## Given records
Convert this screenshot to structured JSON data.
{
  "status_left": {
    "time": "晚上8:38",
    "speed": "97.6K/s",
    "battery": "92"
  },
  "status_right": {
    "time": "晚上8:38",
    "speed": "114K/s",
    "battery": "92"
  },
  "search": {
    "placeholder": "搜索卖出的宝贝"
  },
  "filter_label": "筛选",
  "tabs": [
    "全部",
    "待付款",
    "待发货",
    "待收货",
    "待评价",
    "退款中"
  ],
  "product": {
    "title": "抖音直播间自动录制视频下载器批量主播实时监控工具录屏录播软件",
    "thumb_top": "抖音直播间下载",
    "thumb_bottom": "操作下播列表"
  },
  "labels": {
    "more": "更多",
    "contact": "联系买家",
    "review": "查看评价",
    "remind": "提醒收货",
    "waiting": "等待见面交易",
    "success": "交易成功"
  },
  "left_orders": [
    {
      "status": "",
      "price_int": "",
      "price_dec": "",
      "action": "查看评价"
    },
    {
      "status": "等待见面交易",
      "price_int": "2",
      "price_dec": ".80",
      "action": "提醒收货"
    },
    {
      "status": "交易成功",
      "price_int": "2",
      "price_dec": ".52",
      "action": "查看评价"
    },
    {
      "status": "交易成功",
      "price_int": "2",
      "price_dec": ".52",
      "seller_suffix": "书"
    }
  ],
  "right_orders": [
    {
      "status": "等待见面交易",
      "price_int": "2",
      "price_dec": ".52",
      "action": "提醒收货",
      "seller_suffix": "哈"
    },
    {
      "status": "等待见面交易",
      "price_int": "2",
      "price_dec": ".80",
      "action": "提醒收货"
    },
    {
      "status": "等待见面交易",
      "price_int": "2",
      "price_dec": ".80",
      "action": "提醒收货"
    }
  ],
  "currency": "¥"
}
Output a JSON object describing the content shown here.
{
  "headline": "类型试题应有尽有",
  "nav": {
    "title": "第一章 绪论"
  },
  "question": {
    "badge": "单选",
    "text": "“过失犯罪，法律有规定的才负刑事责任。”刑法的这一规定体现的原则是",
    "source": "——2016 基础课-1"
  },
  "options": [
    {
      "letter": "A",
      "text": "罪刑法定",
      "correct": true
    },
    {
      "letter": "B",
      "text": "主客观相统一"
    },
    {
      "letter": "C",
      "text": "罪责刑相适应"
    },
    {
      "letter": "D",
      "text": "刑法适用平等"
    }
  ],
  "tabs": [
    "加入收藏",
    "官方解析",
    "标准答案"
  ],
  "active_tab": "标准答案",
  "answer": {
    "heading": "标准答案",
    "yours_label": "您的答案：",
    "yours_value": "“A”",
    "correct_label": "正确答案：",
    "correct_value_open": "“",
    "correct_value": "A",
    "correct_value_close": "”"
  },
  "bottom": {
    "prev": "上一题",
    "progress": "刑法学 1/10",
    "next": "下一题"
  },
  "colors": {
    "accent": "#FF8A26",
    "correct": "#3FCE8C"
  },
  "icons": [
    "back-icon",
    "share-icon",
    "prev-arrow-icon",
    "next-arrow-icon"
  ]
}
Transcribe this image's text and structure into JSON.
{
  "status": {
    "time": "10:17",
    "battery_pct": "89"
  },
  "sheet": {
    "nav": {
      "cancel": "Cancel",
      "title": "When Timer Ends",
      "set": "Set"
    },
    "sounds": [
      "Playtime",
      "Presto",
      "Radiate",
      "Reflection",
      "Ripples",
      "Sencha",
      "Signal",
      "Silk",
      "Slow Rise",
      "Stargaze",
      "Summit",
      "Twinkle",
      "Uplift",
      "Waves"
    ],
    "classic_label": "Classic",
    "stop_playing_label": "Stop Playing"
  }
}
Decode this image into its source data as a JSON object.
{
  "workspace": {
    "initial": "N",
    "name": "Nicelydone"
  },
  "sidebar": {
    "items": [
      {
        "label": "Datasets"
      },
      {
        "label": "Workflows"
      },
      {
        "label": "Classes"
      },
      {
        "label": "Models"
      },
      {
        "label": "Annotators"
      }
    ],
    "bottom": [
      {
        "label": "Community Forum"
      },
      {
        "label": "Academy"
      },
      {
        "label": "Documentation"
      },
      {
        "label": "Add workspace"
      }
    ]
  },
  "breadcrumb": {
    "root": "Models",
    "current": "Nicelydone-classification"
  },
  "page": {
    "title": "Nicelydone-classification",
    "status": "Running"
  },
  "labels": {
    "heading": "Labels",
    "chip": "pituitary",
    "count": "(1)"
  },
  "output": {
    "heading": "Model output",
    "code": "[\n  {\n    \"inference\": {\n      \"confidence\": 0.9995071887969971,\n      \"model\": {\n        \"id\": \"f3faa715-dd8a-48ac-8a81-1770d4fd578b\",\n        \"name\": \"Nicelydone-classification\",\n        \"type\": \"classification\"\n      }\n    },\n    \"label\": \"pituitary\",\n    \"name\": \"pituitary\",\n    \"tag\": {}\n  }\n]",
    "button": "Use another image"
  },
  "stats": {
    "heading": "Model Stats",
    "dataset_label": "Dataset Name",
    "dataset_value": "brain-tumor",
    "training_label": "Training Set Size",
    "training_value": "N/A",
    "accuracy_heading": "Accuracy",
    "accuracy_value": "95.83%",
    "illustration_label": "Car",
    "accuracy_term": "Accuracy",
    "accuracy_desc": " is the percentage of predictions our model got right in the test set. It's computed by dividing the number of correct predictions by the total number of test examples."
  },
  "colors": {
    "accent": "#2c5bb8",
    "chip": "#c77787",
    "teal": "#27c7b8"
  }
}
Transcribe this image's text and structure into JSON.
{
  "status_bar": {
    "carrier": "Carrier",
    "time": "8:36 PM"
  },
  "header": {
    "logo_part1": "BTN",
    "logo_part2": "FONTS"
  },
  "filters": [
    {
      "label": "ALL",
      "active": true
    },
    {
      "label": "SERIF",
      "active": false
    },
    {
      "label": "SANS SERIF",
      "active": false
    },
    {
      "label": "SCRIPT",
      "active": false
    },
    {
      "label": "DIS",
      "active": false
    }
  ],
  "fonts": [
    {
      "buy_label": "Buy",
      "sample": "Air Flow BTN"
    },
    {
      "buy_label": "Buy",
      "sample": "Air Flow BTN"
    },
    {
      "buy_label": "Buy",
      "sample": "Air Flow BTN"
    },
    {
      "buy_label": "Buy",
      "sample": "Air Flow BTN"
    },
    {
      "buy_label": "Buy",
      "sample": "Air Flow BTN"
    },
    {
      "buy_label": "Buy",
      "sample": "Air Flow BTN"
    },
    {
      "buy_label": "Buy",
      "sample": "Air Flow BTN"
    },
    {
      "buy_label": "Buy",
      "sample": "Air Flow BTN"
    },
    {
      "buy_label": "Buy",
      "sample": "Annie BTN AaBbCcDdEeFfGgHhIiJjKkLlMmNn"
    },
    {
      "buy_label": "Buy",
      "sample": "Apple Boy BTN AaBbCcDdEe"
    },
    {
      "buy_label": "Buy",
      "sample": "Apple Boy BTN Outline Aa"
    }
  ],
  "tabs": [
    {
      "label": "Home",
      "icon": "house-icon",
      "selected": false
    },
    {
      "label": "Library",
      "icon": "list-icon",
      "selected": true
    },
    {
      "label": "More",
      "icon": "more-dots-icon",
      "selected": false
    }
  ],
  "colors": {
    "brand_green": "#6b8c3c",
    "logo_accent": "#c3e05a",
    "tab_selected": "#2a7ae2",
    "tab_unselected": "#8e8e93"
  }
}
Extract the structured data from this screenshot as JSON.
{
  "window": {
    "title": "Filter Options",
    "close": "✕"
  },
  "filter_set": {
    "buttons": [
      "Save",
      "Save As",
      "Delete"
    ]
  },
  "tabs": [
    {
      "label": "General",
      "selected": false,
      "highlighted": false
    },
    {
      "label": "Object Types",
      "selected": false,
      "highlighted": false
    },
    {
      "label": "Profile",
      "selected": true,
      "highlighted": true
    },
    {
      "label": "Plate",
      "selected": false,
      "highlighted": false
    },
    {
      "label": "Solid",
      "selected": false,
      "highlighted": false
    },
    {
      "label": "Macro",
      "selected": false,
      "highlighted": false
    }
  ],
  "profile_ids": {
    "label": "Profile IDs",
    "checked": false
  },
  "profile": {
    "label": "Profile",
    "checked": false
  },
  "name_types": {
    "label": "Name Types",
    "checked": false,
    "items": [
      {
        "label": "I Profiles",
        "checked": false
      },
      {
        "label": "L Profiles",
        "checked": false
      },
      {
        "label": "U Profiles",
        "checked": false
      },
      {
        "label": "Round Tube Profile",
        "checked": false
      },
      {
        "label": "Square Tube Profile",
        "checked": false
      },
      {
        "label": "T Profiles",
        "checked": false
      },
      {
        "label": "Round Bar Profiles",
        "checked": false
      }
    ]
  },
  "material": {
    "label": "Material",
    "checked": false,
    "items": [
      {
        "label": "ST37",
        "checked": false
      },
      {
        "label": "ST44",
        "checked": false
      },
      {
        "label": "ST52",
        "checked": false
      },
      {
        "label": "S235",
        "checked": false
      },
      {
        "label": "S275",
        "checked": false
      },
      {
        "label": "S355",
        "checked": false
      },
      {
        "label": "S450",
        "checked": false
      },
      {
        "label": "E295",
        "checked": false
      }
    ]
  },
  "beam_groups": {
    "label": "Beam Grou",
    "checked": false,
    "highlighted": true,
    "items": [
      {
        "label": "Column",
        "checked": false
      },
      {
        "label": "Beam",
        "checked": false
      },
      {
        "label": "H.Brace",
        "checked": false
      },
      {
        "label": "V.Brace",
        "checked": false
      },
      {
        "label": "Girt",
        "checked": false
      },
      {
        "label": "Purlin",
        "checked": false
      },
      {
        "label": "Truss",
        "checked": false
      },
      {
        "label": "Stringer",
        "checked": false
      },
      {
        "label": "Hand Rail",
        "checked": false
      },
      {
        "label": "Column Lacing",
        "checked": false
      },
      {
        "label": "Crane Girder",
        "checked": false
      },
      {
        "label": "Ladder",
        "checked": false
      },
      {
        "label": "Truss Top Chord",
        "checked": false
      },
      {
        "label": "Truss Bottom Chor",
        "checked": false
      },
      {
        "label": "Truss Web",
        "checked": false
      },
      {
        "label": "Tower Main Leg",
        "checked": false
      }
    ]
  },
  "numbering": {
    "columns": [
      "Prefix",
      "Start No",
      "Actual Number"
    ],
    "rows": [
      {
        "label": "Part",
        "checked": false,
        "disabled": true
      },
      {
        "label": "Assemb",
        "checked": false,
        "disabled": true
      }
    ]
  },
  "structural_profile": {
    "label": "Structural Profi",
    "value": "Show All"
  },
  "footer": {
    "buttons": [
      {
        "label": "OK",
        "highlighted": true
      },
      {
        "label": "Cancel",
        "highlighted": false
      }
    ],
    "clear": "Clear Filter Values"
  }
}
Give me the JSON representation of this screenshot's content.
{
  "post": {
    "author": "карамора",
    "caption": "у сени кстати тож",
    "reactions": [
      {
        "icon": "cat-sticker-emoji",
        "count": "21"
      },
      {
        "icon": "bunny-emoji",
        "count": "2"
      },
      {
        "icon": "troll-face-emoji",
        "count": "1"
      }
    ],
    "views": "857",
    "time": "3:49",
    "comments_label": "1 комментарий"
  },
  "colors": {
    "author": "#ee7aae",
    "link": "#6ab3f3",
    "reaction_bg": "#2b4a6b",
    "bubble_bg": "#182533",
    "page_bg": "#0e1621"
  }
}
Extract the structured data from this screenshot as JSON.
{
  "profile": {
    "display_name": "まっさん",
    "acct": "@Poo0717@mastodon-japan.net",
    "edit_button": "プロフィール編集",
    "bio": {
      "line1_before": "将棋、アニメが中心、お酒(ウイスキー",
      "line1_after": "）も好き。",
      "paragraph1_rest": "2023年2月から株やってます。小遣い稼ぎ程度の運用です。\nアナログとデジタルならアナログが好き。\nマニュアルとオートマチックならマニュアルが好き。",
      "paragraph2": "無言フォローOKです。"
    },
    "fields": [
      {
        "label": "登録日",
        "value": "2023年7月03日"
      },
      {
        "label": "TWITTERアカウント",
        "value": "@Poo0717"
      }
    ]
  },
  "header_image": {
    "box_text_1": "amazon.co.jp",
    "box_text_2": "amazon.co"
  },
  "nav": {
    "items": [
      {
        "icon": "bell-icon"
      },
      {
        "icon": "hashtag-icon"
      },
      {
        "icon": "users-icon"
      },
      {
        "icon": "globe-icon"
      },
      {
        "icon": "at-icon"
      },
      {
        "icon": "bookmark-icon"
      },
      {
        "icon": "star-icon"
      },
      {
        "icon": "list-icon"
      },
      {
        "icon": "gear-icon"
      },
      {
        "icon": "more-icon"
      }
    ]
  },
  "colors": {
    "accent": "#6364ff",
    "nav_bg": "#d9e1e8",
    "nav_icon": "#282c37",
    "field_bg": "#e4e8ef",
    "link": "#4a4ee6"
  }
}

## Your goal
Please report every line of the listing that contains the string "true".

## Exercise answer
      "correct": true
      "active": true
      "selected": true
      "selected": true,
      "highlighted": true
    "highlighted": true,
        "disabled": true
        "disabled": true
        "highlighted": true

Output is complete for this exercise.